YOUR ASSIGNMENT:
All lines with the word "Вхід" are to be found and copied from the listing.

<<<<

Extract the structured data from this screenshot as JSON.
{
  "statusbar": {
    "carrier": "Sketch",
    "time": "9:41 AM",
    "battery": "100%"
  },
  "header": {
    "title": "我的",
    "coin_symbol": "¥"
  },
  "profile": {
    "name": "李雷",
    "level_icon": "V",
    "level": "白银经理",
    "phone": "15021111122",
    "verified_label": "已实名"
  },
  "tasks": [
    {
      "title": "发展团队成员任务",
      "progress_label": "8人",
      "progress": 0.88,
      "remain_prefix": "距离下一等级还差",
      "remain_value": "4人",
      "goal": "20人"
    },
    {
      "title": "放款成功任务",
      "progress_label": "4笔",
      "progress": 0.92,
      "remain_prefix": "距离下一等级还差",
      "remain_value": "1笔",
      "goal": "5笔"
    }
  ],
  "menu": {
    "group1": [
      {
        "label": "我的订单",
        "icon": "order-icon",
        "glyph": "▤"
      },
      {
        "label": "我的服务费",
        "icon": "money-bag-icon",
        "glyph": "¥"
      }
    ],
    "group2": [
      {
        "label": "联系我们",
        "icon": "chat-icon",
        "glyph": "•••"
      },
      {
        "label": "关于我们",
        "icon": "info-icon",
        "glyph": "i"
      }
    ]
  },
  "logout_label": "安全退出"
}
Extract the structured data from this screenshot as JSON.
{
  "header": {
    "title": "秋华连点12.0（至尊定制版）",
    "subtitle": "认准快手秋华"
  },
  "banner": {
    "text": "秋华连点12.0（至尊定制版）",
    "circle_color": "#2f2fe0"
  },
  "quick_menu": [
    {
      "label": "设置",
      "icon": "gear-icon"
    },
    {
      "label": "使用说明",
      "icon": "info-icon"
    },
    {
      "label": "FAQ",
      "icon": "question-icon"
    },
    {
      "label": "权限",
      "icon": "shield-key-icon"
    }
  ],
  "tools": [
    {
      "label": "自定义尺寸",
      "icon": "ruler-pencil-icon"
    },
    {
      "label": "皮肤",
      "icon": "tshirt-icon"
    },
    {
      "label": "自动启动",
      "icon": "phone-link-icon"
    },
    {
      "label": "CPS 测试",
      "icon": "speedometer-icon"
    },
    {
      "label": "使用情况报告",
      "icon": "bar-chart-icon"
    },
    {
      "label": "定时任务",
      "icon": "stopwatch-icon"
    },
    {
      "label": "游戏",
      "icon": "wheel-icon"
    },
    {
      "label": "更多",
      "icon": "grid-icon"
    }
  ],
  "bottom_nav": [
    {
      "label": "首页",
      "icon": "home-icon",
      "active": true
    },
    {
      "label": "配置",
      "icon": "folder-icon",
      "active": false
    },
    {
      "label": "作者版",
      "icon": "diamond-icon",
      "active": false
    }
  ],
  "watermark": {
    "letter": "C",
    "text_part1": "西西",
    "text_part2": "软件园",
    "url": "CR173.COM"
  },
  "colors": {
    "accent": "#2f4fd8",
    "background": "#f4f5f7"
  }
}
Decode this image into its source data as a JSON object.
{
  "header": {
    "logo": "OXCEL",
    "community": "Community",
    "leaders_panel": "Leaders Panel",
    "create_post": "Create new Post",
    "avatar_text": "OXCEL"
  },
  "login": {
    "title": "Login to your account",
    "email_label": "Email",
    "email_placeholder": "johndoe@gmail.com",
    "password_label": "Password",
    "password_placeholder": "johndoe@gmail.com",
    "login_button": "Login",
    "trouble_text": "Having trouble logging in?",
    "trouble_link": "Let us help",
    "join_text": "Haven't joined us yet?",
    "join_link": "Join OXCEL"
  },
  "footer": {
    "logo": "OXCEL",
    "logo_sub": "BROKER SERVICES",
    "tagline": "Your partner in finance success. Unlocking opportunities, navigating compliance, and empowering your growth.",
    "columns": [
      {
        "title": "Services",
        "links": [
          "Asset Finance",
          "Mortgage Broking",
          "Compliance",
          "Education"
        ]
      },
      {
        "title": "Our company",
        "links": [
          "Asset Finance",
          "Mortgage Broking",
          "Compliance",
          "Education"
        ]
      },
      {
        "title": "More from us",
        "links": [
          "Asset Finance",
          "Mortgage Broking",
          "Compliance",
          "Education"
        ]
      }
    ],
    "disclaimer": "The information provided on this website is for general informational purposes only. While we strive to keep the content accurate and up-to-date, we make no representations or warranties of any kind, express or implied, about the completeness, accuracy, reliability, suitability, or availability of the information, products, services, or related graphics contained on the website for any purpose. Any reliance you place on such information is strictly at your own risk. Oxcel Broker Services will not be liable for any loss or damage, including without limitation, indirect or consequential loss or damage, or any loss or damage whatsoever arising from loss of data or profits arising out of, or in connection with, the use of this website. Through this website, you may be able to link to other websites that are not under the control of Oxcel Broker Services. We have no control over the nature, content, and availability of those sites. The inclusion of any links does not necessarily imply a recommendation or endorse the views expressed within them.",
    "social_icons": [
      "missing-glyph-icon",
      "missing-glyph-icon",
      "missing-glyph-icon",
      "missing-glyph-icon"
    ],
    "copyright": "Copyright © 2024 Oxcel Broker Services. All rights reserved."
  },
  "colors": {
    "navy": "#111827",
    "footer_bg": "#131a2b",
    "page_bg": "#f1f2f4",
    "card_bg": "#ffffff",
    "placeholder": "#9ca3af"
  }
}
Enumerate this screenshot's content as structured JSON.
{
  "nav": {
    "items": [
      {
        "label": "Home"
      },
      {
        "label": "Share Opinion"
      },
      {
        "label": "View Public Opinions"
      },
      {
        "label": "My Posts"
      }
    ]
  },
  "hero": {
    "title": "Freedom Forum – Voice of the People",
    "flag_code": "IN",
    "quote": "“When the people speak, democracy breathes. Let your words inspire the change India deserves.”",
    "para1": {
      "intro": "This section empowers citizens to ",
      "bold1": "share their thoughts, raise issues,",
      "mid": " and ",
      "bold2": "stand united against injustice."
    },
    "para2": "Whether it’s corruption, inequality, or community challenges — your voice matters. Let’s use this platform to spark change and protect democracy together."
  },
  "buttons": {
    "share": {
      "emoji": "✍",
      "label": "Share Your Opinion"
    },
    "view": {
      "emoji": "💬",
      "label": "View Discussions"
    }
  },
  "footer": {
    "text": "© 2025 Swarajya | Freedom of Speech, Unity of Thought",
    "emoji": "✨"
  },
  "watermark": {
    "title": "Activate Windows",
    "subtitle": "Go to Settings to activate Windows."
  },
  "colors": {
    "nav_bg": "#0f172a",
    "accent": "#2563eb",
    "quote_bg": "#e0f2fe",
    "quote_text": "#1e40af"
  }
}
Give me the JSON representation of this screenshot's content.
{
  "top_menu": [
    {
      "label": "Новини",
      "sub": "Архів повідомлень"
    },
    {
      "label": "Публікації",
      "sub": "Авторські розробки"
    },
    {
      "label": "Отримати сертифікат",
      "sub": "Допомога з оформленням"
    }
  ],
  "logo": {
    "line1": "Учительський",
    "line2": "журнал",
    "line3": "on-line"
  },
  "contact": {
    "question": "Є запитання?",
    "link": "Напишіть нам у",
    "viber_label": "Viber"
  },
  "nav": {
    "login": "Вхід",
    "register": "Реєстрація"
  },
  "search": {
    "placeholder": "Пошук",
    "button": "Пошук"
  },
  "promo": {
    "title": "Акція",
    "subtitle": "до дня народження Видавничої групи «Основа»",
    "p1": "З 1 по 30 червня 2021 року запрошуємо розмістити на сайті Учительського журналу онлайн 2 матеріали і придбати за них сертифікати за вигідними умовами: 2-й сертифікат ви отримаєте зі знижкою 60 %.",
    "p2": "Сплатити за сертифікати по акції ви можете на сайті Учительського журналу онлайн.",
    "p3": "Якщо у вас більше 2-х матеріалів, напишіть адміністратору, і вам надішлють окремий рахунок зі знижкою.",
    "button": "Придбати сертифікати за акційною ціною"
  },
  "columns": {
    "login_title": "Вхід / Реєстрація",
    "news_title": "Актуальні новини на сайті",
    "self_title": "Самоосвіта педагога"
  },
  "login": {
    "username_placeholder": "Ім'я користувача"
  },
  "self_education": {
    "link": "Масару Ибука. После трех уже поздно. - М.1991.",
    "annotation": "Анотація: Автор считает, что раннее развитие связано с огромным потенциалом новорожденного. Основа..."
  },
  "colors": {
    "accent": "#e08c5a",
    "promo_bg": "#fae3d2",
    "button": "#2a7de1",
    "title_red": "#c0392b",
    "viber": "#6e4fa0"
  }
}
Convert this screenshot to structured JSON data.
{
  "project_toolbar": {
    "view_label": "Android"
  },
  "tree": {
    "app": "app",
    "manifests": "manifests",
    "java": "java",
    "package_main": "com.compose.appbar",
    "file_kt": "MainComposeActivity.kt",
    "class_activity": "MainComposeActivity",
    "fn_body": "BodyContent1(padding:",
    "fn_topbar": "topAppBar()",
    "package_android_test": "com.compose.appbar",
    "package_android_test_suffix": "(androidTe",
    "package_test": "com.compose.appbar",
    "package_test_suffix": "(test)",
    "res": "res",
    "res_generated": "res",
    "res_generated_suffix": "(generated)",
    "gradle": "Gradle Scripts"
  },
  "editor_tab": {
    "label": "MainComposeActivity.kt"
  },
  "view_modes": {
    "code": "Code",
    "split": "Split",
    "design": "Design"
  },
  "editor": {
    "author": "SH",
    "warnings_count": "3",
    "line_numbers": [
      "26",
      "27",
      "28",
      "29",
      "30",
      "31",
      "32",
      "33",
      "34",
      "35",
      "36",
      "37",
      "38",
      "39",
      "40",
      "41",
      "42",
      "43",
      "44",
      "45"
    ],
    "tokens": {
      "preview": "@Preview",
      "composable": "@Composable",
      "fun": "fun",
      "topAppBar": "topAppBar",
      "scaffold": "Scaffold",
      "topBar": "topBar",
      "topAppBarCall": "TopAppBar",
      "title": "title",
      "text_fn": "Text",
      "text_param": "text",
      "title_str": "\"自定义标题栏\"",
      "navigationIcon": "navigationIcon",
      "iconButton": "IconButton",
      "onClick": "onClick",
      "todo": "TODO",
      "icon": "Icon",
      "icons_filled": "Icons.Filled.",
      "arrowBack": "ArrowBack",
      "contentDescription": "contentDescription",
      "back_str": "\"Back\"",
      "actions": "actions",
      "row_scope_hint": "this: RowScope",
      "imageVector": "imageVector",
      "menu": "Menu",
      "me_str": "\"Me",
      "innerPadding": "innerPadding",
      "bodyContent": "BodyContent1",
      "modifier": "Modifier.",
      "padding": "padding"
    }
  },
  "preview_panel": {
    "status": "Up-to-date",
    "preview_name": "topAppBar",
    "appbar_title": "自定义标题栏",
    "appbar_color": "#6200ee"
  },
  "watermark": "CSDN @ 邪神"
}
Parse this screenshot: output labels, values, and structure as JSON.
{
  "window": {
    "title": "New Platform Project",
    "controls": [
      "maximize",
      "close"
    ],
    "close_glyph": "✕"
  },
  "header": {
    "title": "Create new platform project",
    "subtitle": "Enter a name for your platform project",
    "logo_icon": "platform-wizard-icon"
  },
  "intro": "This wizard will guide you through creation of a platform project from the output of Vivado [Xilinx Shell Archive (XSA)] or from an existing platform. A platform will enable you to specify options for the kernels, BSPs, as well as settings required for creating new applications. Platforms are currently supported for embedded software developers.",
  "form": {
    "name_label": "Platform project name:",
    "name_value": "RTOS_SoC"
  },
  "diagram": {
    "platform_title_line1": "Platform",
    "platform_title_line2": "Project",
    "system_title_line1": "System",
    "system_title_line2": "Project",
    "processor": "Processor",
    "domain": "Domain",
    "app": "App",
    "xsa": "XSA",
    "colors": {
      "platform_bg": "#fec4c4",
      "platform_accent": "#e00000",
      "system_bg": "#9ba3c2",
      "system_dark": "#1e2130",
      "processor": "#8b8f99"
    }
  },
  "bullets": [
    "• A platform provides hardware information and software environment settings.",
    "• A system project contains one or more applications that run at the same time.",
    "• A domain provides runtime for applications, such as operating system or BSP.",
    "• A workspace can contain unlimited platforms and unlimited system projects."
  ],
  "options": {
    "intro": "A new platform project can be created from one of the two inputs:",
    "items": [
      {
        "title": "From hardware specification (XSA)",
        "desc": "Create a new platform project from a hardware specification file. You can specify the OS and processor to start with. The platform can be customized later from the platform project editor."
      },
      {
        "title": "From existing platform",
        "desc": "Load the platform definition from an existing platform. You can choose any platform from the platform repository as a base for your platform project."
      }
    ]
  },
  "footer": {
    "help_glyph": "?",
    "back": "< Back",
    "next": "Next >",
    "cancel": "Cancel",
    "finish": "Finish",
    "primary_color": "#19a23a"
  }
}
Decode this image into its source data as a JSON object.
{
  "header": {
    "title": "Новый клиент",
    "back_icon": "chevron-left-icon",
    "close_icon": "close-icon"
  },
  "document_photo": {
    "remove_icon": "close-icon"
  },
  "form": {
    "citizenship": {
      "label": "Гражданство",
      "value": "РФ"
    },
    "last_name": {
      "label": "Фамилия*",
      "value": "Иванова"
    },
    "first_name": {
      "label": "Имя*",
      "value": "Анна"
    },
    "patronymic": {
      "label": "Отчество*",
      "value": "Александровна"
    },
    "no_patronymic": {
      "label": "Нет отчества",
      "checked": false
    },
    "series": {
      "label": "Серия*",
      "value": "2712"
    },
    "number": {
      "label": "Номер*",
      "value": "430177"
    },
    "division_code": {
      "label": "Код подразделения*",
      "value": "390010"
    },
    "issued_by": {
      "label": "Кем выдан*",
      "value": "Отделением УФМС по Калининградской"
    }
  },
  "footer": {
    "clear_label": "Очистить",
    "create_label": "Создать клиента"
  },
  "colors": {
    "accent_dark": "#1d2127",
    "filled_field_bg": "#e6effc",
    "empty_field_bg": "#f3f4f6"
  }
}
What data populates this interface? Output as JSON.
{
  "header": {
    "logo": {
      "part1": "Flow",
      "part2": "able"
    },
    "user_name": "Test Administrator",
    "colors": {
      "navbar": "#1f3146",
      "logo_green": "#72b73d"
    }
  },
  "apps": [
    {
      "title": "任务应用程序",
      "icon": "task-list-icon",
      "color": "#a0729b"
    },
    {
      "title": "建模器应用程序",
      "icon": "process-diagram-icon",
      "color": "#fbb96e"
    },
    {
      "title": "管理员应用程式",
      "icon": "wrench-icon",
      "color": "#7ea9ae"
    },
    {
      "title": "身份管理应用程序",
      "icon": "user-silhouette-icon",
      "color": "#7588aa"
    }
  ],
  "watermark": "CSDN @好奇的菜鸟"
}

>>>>

REPLY TO THE EXERCISE:
    "login": "Вхід",
    "login_title": "Вхід / Реєстрація",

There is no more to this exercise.